Using Google Analytics with our SharePoint 2007 publishing site

One of our services wanted to use Google Analytics for their SharePoint (MOSS 2007) intranet.

There’s some good information out there about how to set this up, but I wanted to clarify a few points in the hope of saving others some time.

The basic steps are:

Obtain the Fully Qualified Domain Name (FQDN) for your MOSS site.

Create your Google Analytics account (see detail below). FYI, You don’t need to pass any authentication in order to track hits to your site.

Add the GA tracking code to your site’s master page within the HTML tags, which will allow you to analyze all the sub-pages, not just the home page.

With regard to step 2, when you set up your new account, you need to enter your FQDN in the URL field, and you need to enter it the way they specify:

However, to work with MOSS, what really needs to be entered for the Website URL is the full URL with the /pages/default.aspx ending. Thanks to this post for this information! So you need to go back into the settings once you’ve created the account, and change it. Finding your way into the settings to change the URL is not the most intuitive thing in the world, so I’ve shown it below:

From the home page of your Google Analytics account, click Edit:

Then, in the Profile Settings window, click Edit at the upper right:

At this point you can change your website URL. For the example I’m using, you would enter:

http://yourfqdnurlhere/pages/default.aspx.

After 24 hours, you should be able to review results on your GA account page.

Google Analytics for dummies

Google Analytics is recognised as a web stats tool of very high quality.
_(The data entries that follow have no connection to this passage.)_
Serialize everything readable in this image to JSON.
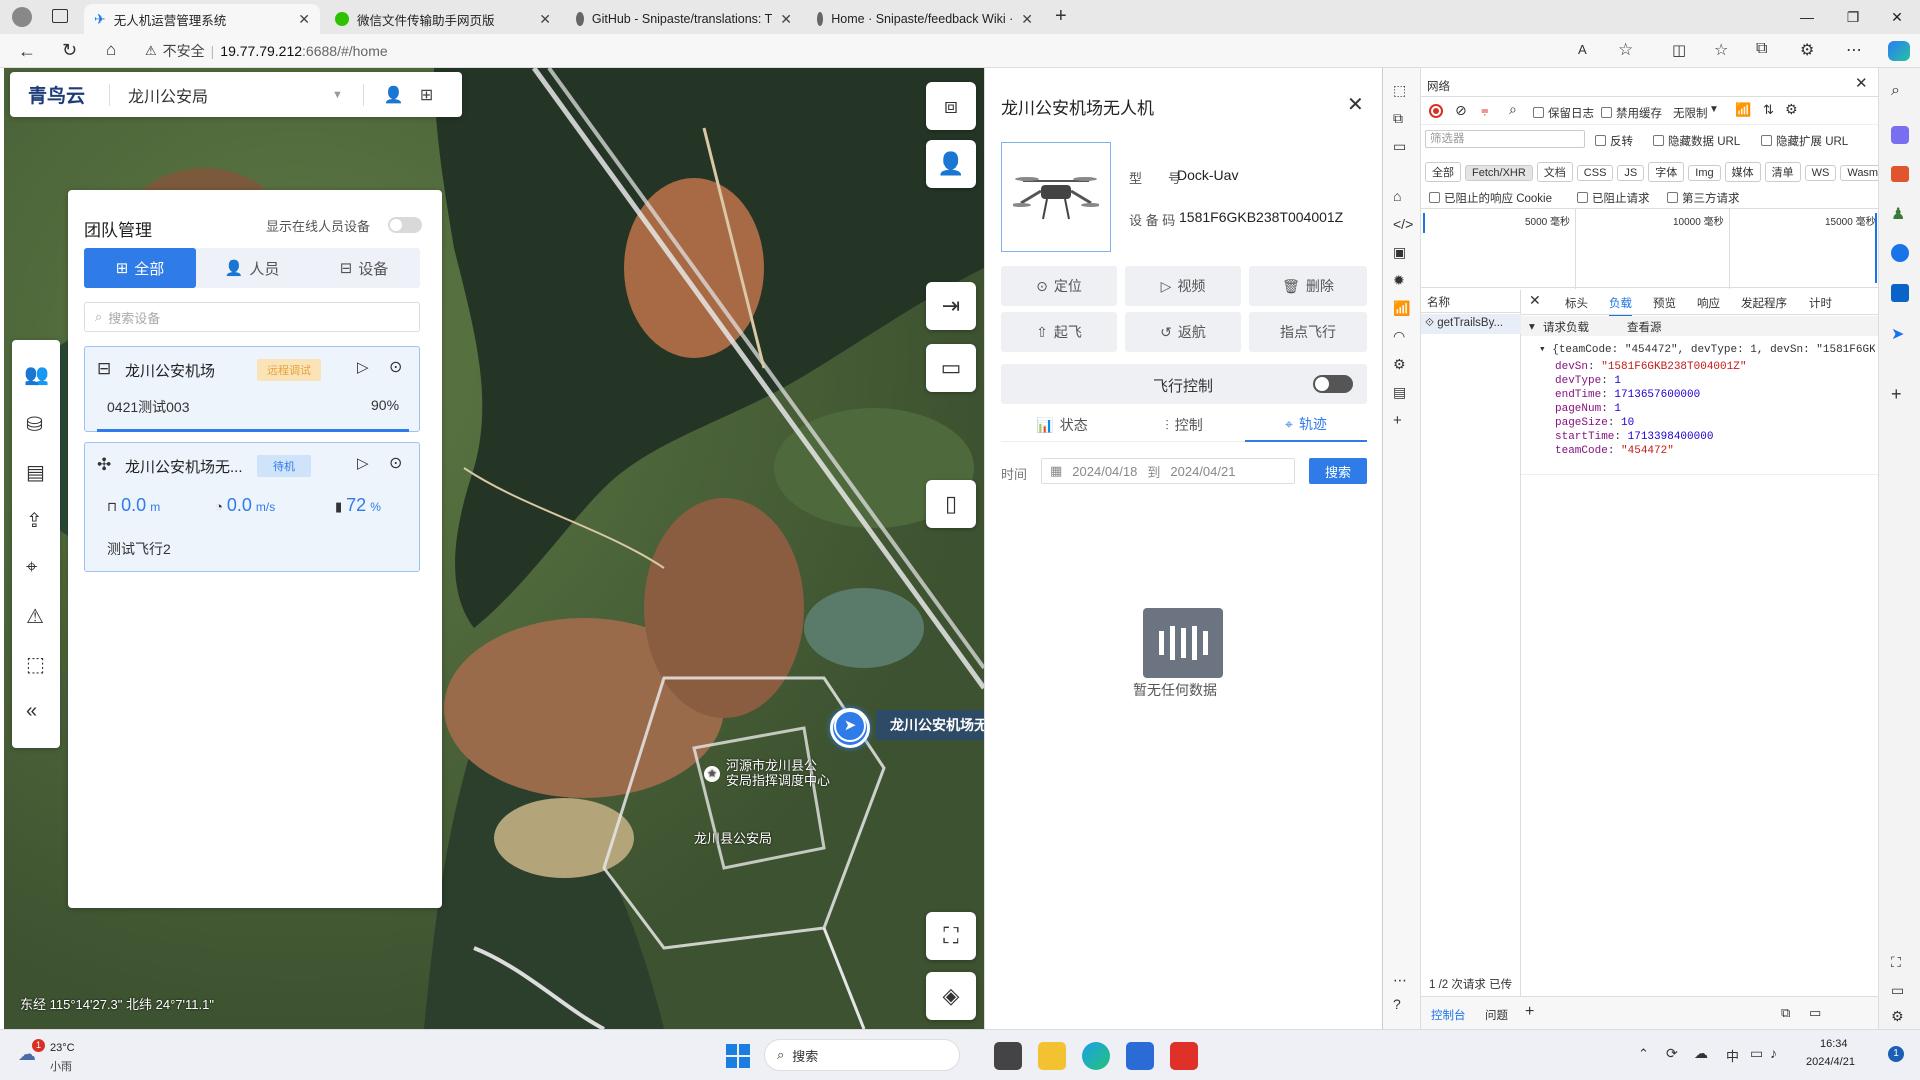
{
  "browser": {
    "tabs": [
      {
        "title": "无人机运营管理系统",
        "active": true
      },
      {
        "title": "微信文件传输助手网页版",
        "active": false
      },
      {
        "title": "GitHub - Snipaste/translations: T",
        "active": false
      },
      {
        "title": "Home · Snipaste/feedback Wiki ·",
        "active": false
      }
    ],
    "security_label": "不安全",
    "url_host": "19.77.79.212",
    "url_rest": ":6688/#/home"
  },
  "app": {
    "logo": "青鸟云",
    "org": "龙川公安局"
  },
  "team": {
    "title": "团队管理",
    "online_toggle_label": "显示在线人员设备",
    "tabs": [
      "全部",
      "人员",
      "设备"
    ],
    "search_placeholder": "搜索设备",
    "device1": {
      "name": "龙川公安机场",
      "badge": "远程调试",
      "task": "0421测试003",
      "progress": "90%"
    },
    "device2": {
      "name": "龙川公安机场无...",
      "badge": "待机",
      "height": "0.0",
      "height_unit": "m",
      "speed": "0.0",
      "speed_unit": "m/s",
      "battery": "72",
      "battery_unit": "%",
      "task": "测试飞行2"
    }
  },
  "map": {
    "label_place": "河源市龙川县公安局指挥调度中心",
    "label_place_display": "河源市龙川县公\n安局指挥调度中心",
    "label_bureau": "龙川县公安局",
    "drone_callout": "龙川公安机场无",
    "coords": "东经 115°14'27.3\" 北纬 24°7'11.1\""
  },
  "panel": {
    "title": "龙川公安机场无人机",
    "model_label": "型　　号",
    "model": "Dock-Uav",
    "code_label": "设 备 码",
    "code": "1581F6GKB238T004001Z",
    "actions": [
      "定位",
      "视频",
      "删除",
      "起飞",
      "返航",
      "指点飞行"
    ],
    "flight_control": "飞行控制",
    "subtabs": [
      "状态",
      "控制",
      "轨迹"
    ],
    "time_label": "时间",
    "date_from": "2024/04/18",
    "date_sep": "到",
    "date_to": "2024/04/21",
    "search_button": "搜索",
    "empty": "暂无任何数据"
  },
  "devtools": {
    "title": "网络",
    "preserve_log": "保留日志",
    "disable_cache": "禁用缓存",
    "throttle": "无限制",
    "filter_placeholder": "筛选器",
    "invert": "反转",
    "hide_data_url": "隐藏数据 URL",
    "hide_ext_url": "隐藏扩展 URL",
    "types": [
      "全部",
      "Fetch/XHR",
      "文档",
      "CSS",
      "JS",
      "字体",
      "Img",
      "媒体",
      "清单",
      "WS",
      "Wasm"
    ],
    "blocked_cookies": "已阻止的响应 Cookie",
    "blocked_requests": "已阻止请求",
    "third_party": "第三方请求",
    "timeline": [
      "5000 毫秒",
      "10000 毫秒",
      "15000 毫秒"
    ],
    "name_col": "名称",
    "request_name": "getTrailsBy...",
    "detail_tabs": [
      "标头",
      "负载",
      "预览",
      "响应",
      "发起程序",
      "计时"
    ],
    "payload_title": "请求负载",
    "view_source": "查看源",
    "payload_summary": "{teamCode: \"454472\", devType: 1, devSn: \"1581F6GKB238T",
    "payload": [
      {
        "k": "devSn",
        "v": "\"1581F6GKB238T004001Z\""
      },
      {
        "k": "devType",
        "v": "1"
      },
      {
        "k": "endTime",
        "v": "1713657600000"
      },
      {
        "k": "pageNum",
        "v": "1"
      },
      {
        "k": "pageSize",
        "v": "10"
      },
      {
        "k": "startTime",
        "v": "1713398400000"
      },
      {
        "k": "teamCode",
        "v": "\"454472\""
      }
    ],
    "status": "1 /2 次请求  已传",
    "console_tab": "控制台",
    "issues_tab": "问题"
  },
  "taskbar": {
    "temp": "23°C",
    "weather": "小雨",
    "weather_badge": "1",
    "search": "搜索",
    "ime": "中",
    "time": "16:34",
    "date": "2024/4/21",
    "notif": "1"
  }
}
Google provides it free of charge to encourage organisations to use the web more effectively, thus contributing to the growth of the web channel – a development from which Google clearly stands to benefit. Growing numbers of website owners are turning to Google Analytics to understand the way their website is being used as a basis for planning improvements that will better achieve site objectives. Around half of all councils have Google Analytics in place, but anecdotal evidence suggests that its potential to measure performance and drive improvement is currently underexploited.

Hopefully, web content managers will soon be able to:

– improve web teams’ ability to derive meaningful data from Google Analytics
– enable web managers to compare the performance and usage of their website with other, similar councils, based on the same statistical method
– interpret this data to identify improvement options and argue for resources to achieve them
– enable managers to generate data for all councils that will demonstrate continued growth in the importance of the web